They were among the 17 principals who received The Washington Post's annual Distinguished Educational Leadership Award last night in recognition of their efforts to go beyond the daily demands of their positions in creating exceptional environments for education.
One winner was chosen by the public school systems in each of 16 Washington area jurisdictions, based on nominations from students, colleagues, supervisors and other community members. Another winner represented the area's private schools.
Based on excerpts from the nominations, which were read at the award ceremony by Donald E. Graham, chairman of The Washington Post, the winners combined a commitment to education with the talents and techniques of the best administrators anywhere.
In describing Eugene Bridgett, principal of Calvert High School in Calvert County, Graham told the winners that "like so many of you, he welcomes new ideas."
One of Bridgett's innovations was the launching of Saturday classes for students who needed the extra work. As one who goes the extra mile, Bridgett shows up on Saturdays to teach, according to those who recommended him for the award.
The bus rider was Kelly M. Hall of Leonardtown Elementary School in St. Mary's County, who accompanied a student who feared the trip.
The pig kisser was Susan P. Browning, principal of Loudoun County's Seldens Landing Elementary School. Her osculation honored the reading of 10,000 books by her students.
Doing the Electric Slide before a dance was listed among many ways in which Vicky Stultz went above and beyond the demands of her job at Middletown Elementary School in Frederick County.
The golf lessons were taken by Mary L. Walker of Beacon Heights Elementary School in Prince George's County, who, it was said, believed the game might acquaint her with business leaders who could help her pupils.
A variety of other ideas, abilities and practices won plaudits.
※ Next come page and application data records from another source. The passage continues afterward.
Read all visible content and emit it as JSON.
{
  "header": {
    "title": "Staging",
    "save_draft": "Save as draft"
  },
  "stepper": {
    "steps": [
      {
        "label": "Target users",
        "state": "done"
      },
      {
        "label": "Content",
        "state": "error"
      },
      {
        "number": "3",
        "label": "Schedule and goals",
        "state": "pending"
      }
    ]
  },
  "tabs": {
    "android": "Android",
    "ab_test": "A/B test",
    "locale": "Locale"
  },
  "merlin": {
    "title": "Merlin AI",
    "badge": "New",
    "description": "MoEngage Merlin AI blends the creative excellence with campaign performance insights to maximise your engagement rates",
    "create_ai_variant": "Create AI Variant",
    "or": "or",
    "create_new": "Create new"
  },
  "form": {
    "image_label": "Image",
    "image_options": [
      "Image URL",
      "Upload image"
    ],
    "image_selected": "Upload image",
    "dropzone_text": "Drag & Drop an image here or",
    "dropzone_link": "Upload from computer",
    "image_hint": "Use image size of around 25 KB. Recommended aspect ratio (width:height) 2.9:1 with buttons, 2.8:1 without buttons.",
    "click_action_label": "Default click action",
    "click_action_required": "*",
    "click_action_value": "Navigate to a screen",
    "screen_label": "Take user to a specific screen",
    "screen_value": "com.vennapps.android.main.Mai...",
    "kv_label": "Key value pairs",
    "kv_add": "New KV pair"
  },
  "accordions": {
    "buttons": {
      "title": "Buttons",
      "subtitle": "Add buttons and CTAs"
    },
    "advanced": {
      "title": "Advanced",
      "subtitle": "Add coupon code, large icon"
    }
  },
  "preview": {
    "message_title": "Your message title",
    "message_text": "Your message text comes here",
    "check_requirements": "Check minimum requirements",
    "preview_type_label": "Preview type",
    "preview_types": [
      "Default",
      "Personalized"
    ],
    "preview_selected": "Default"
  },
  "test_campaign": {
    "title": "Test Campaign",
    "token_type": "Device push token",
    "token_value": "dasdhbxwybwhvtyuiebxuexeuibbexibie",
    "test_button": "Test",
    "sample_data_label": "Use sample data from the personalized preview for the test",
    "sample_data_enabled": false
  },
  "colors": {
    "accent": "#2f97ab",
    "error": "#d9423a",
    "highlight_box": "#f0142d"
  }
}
Of Ann T. Lewis, of Ferry Farm Elementary School in Stafford County, it was said that she could "charm even the most disagreeable parent." Brenda J. Lewis of Loch Lomond Elementary School in Prince William County was hailed as one who "even shovels snow."
Students recommended Ruth P. Nelson of Taylor Middle School in Fauquier County as one who "also helps with locker jams" and Robert L. Hindman, of Zachary Taylor Elementary School in Arlington County, as a man tall enough to "get kites out of trees."
Other winners, their schools and systems: Allan D. Arbogast, Ridgeway Elementary, Anne Arundel County; Susan B. Griffith, Mayfield Woods Middle, Howard County; Sharon B. Raimo, St. Coletta of Greater Washington, a private school; David I. Steinberg, Colonel Zadok Magruder High, Montgomery County; Audra F. Sydnor, Liberty Middle, Fairfax County; Deborah Z. Thompson, Douglas MacArthur Elementary, Alexandria, Angela M. Tilghman, Myrtilla Miner Elementary, the District, and Joseph B. Warfield, Milton M. Somers Middle, Charles County.